How have foundations engaged with these global goals?
Foundation funding for MDG priorities has been significant. Foundation Center data indicates that 44 per cent of international support from the largest 1,000 US foundations in 2012 went to issues targeted by the MDGs, totaling $2.6 billion. Foundations have made particularly significant investments in HIV/AIDS, poverty reduction and child survival.
On the other hand, foundations were not actively involved in the forging of the MDG agenda in 2000, and most foundations did not explicitly adopt the MDGs as an organizing framework in the way that multilaterals and bilaterals did. The European Foundation Centre endorsed the MDGs in 2005, but it was not entirely clear what this endorsement meant in practical terms.
As for the Council on Foundations, Hilton’s Ed Cain was told as he joined the CoF global committee around the midpoint of the MDG period, ‘CoF doesn’t do the MDGs, we’re content-neutral.’ CoF’s global focus was more on helping grantmakers understand the rules and mechanics of international grantmaking. While certain individual foundations were deeply invested, particularly in specific MDGs, foundations have not been strongly engaged collectively in the global development agenda.
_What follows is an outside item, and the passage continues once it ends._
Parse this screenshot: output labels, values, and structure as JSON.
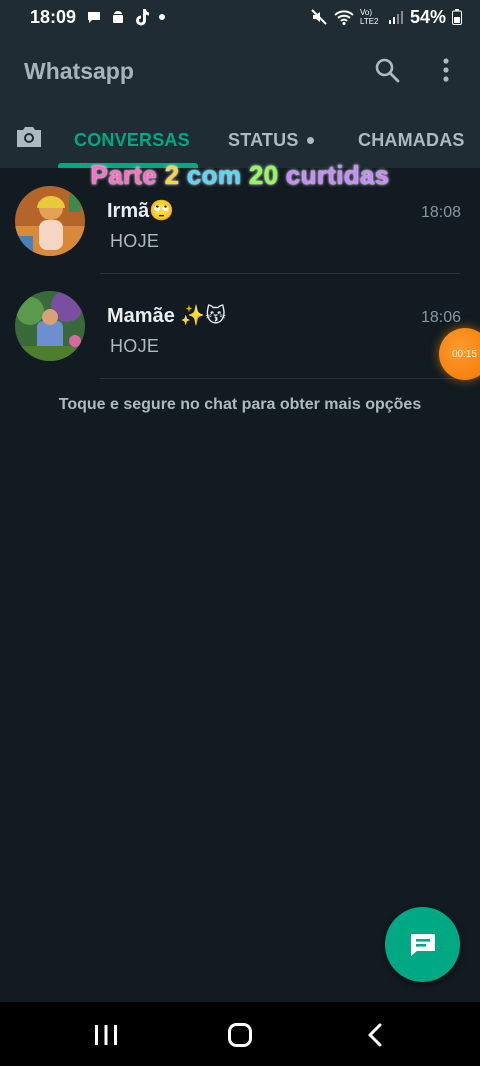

This is a missed opportunity, because some of foundations’ strongest comparative advantages – being able to combine a long-term view with short-term dynamism – would be very useful in both the articulation and the implementation of the development goals agenda.
Foundations and the SDGs – what entry points?
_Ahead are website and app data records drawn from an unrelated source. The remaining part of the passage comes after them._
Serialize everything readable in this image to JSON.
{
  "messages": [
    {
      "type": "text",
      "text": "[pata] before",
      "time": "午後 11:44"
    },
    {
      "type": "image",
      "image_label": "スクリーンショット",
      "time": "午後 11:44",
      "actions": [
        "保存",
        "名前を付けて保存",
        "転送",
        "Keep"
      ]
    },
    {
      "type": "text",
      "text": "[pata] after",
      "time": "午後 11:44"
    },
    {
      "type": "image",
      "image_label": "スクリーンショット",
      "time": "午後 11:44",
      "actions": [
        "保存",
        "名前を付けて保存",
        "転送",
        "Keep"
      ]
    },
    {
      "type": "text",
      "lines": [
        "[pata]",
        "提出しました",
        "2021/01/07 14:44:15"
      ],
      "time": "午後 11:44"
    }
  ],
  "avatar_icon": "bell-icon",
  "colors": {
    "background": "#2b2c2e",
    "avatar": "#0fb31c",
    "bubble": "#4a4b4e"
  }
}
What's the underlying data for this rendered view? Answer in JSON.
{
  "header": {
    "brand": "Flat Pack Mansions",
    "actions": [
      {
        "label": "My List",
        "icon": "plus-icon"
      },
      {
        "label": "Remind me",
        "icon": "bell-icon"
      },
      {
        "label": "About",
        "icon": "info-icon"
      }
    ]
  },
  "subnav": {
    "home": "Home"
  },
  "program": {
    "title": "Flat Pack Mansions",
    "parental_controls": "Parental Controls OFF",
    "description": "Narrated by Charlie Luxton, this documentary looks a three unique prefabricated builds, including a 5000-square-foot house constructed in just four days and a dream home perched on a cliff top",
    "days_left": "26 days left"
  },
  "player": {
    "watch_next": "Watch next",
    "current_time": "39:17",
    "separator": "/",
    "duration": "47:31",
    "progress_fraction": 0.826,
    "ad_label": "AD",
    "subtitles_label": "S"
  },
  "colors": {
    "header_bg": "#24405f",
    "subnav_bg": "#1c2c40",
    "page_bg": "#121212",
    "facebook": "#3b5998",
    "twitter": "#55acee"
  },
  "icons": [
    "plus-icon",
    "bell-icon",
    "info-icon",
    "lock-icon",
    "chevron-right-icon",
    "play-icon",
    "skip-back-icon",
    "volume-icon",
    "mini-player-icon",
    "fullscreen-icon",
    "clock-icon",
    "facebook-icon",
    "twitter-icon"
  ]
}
In May, the Hilton Foundation has awarded $1 million to UNDP and the Foundation Center to improve the effectiveness of philanthropy’s contributions to the post-2015 development agenda, and to enable government and the UN system to effectively engage with a wider range of stakeholders, including civil society and the private sector. The Ford Foundation has added $500,000 to this effort, and other foundations are invited to join in.
The CoF panel identified a number of entry points for foundation involvement:
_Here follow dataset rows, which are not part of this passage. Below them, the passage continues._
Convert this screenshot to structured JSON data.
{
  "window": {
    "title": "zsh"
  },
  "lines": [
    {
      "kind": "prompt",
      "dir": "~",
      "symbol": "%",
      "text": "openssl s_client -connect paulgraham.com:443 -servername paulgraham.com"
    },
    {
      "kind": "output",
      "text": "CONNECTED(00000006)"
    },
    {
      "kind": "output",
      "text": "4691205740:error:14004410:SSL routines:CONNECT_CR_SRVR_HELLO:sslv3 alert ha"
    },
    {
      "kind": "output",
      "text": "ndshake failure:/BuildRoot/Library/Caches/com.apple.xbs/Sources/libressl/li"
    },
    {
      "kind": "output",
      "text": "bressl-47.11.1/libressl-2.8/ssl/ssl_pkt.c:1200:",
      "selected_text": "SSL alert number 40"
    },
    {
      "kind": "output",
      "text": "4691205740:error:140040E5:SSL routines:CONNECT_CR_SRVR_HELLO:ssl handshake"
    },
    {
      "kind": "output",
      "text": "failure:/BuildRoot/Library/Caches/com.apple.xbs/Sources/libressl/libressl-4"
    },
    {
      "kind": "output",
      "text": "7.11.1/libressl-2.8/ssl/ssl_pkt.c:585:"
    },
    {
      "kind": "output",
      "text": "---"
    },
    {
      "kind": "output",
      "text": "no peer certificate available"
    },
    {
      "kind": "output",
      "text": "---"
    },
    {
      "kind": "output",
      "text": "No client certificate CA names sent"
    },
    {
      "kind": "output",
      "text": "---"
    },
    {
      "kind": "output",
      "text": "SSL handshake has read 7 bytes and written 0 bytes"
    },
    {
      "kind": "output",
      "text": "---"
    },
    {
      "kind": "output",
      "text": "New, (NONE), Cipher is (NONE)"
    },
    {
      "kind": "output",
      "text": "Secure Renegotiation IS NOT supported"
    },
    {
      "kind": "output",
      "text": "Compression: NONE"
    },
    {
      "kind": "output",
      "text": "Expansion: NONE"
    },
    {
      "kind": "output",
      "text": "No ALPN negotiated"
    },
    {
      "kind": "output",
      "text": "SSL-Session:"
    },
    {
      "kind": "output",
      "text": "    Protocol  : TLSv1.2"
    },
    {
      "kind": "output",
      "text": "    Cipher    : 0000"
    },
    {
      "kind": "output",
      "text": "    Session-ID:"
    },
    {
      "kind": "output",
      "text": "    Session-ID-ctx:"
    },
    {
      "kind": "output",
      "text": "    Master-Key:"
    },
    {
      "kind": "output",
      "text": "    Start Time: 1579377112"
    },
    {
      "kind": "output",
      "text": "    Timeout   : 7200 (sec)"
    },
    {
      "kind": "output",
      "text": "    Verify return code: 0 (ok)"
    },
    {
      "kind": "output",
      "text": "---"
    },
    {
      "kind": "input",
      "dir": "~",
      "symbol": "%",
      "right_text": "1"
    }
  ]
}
- the crafting of the goals themselves (though this is already a crowded field);
- participation in a foundation ‘collaboration advisory group’, which looks at how foundation funding can be used smartly to help advance the goals;
- funding research, particularly on how the goals can be successfully implemented;
- funding the involvement of civil society organizations in the SDG process at the country level;
- funding projects promoting awareness and support of the SDGs in industrialized countries.
Brad Smith of the Foundation Center made a strong plea for data from foundations, starting with detailed information on grants made within the framework of the MDGs and SDGs. Beyond these grants, foundations can also share information on their strategies, programmes, research, evaluations and landscape assessments. These will be of value to other foundations but also to the broader community working on these goals. ‘If foundations improve our data tracking capacity,’ Smith noted, ‘this will allow us to produce significant aggregated data, and sit at the table in dialogue with other major actors.’
The turnout at the CoF session indicates a strong interest on the part of the CoF membership in this important global issue, and bodes well for the building of a robust foundation collaboration in support of the new Sustainable Development Goals.
Those foundations interested in getting involved in this collaborative can contact Ed Cain at the Hilton Foundation or Karolina Mzyk at UNDP (Karolina.email@example.com).
Peter Laugharn is executive director of the Firelight Foundation.